Segment Start: RECORD EXTRACTS

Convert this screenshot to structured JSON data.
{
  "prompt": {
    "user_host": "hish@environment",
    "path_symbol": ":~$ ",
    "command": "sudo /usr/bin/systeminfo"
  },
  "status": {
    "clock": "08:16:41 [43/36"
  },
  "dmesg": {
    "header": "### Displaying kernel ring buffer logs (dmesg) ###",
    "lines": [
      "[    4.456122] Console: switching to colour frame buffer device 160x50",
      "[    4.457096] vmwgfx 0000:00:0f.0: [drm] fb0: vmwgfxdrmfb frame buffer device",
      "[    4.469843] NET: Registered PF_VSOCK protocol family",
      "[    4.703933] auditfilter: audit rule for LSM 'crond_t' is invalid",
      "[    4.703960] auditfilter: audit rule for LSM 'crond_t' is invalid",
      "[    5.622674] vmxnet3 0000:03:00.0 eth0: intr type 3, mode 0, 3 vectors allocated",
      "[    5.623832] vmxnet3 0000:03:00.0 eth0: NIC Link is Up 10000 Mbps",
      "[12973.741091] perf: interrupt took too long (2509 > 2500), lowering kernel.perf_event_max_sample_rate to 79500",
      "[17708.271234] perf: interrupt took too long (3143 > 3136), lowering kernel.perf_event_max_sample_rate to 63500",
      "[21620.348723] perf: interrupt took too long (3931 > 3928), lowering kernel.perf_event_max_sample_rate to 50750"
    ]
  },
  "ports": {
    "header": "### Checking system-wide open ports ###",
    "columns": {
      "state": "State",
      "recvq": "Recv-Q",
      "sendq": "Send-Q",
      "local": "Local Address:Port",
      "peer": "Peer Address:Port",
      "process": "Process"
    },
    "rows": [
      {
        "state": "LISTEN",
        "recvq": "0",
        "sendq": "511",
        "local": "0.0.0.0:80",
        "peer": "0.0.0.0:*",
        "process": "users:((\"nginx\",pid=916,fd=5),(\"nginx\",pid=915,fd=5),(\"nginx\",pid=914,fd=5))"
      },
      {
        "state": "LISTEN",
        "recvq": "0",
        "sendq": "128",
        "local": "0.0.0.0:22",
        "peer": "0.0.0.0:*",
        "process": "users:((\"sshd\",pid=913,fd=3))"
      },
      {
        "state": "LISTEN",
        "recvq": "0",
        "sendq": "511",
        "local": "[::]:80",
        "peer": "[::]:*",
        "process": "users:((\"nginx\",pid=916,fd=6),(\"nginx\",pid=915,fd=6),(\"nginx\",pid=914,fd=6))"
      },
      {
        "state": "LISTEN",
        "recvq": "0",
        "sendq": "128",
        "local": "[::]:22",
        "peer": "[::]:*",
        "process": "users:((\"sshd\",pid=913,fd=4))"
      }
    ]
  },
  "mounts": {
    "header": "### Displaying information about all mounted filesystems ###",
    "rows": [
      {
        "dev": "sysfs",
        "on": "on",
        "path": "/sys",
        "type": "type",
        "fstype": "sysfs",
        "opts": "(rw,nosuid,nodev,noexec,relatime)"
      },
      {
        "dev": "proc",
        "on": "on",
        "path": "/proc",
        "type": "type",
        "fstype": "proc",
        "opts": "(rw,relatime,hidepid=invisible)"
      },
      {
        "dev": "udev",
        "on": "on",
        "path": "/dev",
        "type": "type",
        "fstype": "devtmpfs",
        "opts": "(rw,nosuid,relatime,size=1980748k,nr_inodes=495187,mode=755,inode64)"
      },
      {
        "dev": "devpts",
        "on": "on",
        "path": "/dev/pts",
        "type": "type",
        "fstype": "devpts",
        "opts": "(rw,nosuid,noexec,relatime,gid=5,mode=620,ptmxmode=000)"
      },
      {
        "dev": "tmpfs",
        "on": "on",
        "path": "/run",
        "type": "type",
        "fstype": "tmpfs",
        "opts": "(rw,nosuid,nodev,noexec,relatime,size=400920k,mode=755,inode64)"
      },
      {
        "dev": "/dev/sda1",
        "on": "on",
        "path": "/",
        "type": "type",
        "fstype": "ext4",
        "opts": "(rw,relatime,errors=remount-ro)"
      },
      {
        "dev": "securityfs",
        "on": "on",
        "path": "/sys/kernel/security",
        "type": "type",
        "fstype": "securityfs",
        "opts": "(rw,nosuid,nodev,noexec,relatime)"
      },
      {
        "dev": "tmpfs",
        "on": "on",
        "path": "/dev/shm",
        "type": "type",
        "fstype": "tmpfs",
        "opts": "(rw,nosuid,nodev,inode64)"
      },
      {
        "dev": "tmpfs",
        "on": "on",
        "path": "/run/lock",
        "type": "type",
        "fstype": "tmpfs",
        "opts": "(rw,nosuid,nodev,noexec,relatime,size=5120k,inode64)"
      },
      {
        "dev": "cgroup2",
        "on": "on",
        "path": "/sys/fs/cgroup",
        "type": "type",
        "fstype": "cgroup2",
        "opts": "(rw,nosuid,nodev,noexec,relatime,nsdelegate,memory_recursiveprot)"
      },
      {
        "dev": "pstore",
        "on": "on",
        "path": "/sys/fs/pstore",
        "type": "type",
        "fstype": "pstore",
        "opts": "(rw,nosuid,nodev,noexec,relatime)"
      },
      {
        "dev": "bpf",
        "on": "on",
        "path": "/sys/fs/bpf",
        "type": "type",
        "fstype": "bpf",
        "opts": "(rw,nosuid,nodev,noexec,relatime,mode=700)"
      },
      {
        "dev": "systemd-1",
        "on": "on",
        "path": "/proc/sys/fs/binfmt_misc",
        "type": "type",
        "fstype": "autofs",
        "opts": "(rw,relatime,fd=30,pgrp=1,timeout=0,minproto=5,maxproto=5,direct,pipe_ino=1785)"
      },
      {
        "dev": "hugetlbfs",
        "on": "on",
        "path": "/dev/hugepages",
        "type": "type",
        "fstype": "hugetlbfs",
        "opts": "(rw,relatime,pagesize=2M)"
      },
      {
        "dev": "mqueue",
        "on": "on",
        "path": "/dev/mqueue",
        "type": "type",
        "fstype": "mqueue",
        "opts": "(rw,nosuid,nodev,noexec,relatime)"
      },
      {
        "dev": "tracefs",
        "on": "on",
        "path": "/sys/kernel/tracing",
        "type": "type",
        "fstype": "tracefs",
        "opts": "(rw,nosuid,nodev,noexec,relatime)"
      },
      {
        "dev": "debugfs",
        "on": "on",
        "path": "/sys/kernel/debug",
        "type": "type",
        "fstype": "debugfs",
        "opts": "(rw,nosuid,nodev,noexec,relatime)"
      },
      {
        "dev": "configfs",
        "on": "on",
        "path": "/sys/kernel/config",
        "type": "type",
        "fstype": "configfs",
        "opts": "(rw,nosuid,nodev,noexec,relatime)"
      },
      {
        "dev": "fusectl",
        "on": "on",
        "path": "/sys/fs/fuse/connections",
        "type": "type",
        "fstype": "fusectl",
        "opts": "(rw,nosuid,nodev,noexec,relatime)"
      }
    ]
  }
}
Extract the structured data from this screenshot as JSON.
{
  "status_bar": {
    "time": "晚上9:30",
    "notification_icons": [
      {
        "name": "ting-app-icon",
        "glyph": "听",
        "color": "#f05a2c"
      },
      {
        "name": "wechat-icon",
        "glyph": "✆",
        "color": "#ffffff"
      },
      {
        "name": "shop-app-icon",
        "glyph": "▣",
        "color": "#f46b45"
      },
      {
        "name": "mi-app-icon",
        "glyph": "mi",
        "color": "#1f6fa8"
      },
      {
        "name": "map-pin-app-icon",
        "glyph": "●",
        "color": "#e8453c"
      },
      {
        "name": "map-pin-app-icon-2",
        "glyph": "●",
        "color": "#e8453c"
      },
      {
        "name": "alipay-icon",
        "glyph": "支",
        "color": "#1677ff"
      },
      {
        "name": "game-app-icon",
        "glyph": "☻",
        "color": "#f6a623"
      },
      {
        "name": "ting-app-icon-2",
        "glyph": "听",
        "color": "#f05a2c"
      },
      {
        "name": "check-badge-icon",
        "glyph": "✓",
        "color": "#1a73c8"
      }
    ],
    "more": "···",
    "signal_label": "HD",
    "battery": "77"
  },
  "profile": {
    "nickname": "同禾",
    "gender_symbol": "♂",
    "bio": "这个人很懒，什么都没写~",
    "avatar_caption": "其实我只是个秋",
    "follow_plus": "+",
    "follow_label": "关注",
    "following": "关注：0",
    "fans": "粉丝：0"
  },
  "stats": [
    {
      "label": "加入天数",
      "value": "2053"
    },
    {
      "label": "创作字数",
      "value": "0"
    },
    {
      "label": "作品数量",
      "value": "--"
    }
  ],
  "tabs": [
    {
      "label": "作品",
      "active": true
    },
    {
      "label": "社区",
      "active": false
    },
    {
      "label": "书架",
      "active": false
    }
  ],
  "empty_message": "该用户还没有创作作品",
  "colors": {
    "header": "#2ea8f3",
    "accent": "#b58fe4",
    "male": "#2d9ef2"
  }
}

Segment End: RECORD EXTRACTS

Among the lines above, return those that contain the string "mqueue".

## EXPECTED ANSWER:
        "dev": "mqueue",
        "path": "/dev/mqueue",
        "fstype": "mqueue",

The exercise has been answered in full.